What to produce -> What lines below include the word "title"? Copy each one.

Dataset records ->
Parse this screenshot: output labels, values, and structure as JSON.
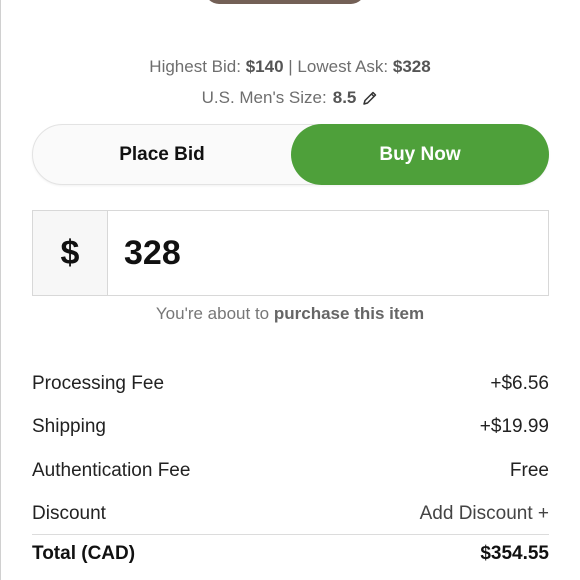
{
  "summary": {
    "highest_bid_label": "Highest Bid:",
    "highest_bid_value": "$140",
    "separator": "|",
    "lowest_ask_label": "Lowest Ask:",
    "lowest_ask_value": "$328",
    "size_label": "U.S. Men's Size:",
    "size_value": "8.5"
  },
  "mode_toggle": {
    "place_bid_label": "Place Bid",
    "buy_now_label": "Buy Now",
    "active": "Buy Now",
    "active_color": "#4ea03a"
  },
  "price_input": {
    "currency_symbol": "$",
    "value": "328"
  },
  "note": {
    "prefix": "You're about to",
    "emphasis": "purchase this item"
  },
  "fees": [
    {
      "label": "Processing Fee",
      "value": "+$6.56"
    },
    {
      "label": "Shipping",
      "value": "+$19.99"
    },
    {
      "label": "Authentication Fee",
      "value": "Free"
    },
    {
      "label": "Discount",
      "value": "Add Discount +"
    }
  ],
  "total": {
    "label": "Total (CAD)",
    "value": "$354.55"
  }
}
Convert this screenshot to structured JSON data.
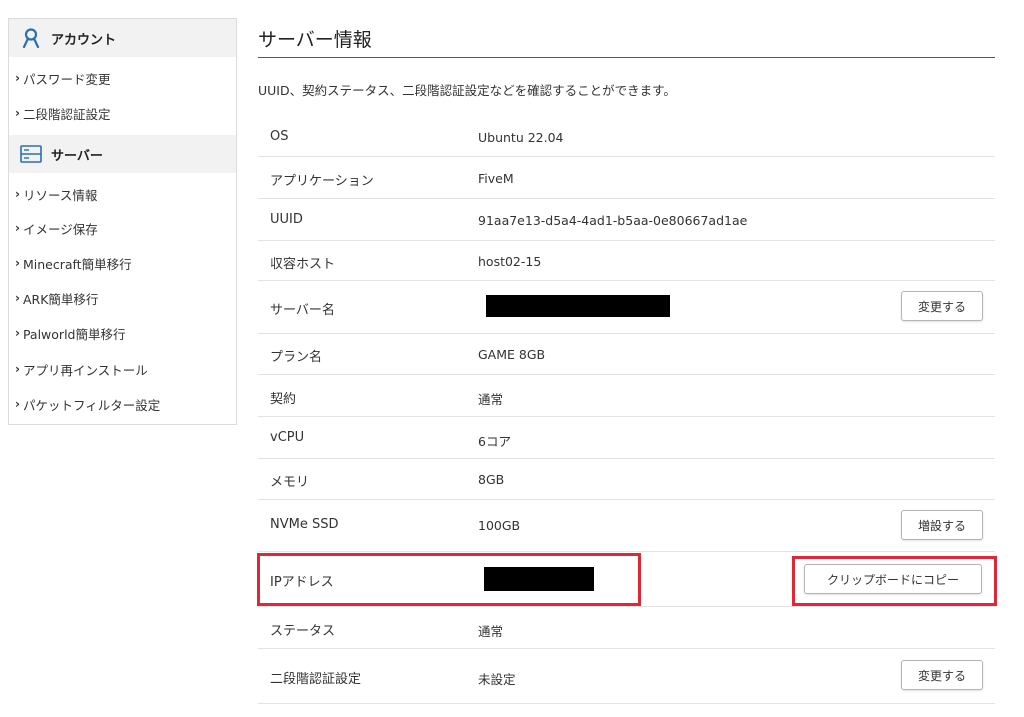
{
  "sidebar": {
    "account": {
      "title": "アカウント",
      "icon": "user-icon",
      "items": [
        {
          "label": "パスワード変更"
        },
        {
          "label": "二段階認証設定"
        }
      ]
    },
    "server": {
      "title": "サーバー",
      "icon": "server-icon",
      "items": [
        {
          "label": "リソース情報"
        },
        {
          "label": "イメージ保存"
        },
        {
          "label": "Minecraft簡単移行"
        },
        {
          "label": "ARK簡単移行"
        },
        {
          "label": "Palworld簡単移行"
        },
        {
          "label": "アプリ再インストール"
        },
        {
          "label": "パケットフィルター設定"
        }
      ]
    }
  },
  "main": {
    "title": "サーバー情報",
    "description": "UUID、契約ステータス、二段階認証設定などを確認することができます。",
    "rows": [
      {
        "label": "OS",
        "value": "Ubuntu 22.04"
      },
      {
        "label": "アプリケーション",
        "value": "FiveM"
      },
      {
        "label": "UUID",
        "value": "91aa7e13-d5a4-4ad1-b5aa-0e80667ad1ae"
      },
      {
        "label": "収容ホスト",
        "value": "host02-15"
      },
      {
        "label": "サーバー名",
        "value": "",
        "redacted": true,
        "button": "変更する"
      },
      {
        "label": "プラン名",
        "value": "GAME 8GB"
      },
      {
        "label": "契約",
        "value": "通常"
      },
      {
        "label": "vCPU",
        "value": "6コア"
      },
      {
        "label": "メモリ",
        "value": "8GB"
      },
      {
        "label": "NVMe SSD",
        "value": "100GB",
        "button": "増設する"
      },
      {
        "label": "IPアドレス",
        "value": "",
        "redacted": true,
        "button": "クリップボードにコピー"
      },
      {
        "label": "ステータス",
        "value": "通常"
      },
      {
        "label": "二段階認証設定",
        "value": "未設定",
        "button": "変更する"
      }
    ]
  },
  "colors": {
    "highlight": "#e32636",
    "sidebar_header_bg": "#f2f2f2",
    "icon_blue": "#2a6fb5"
  }
}
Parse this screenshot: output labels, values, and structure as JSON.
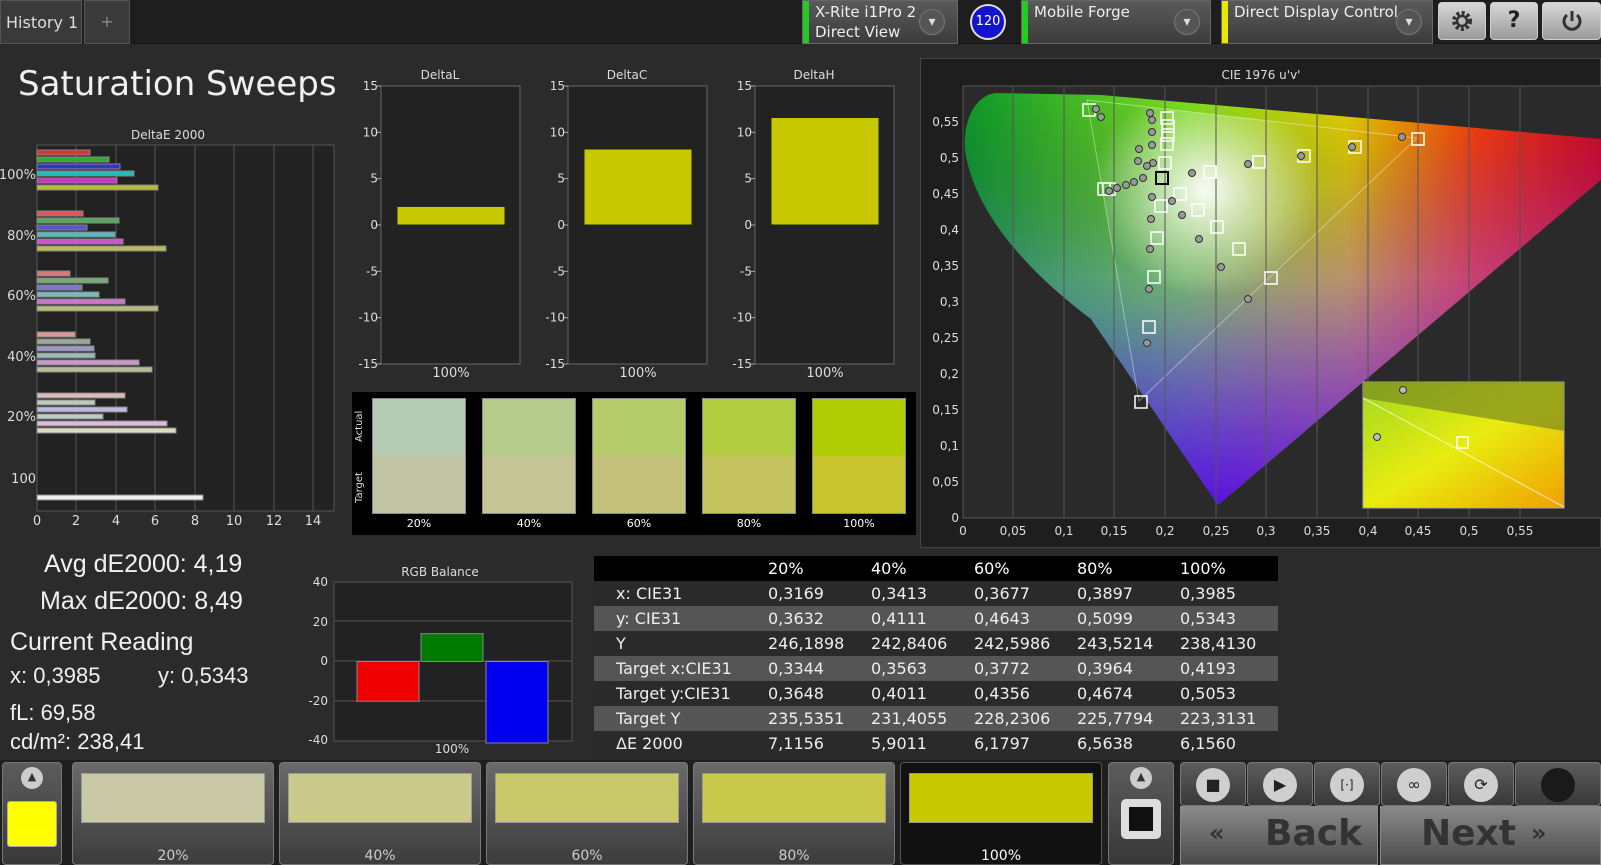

Result for this task ->
      "title": "アカウント",
      "title": "サーバー",
    "title": "サーバー情報",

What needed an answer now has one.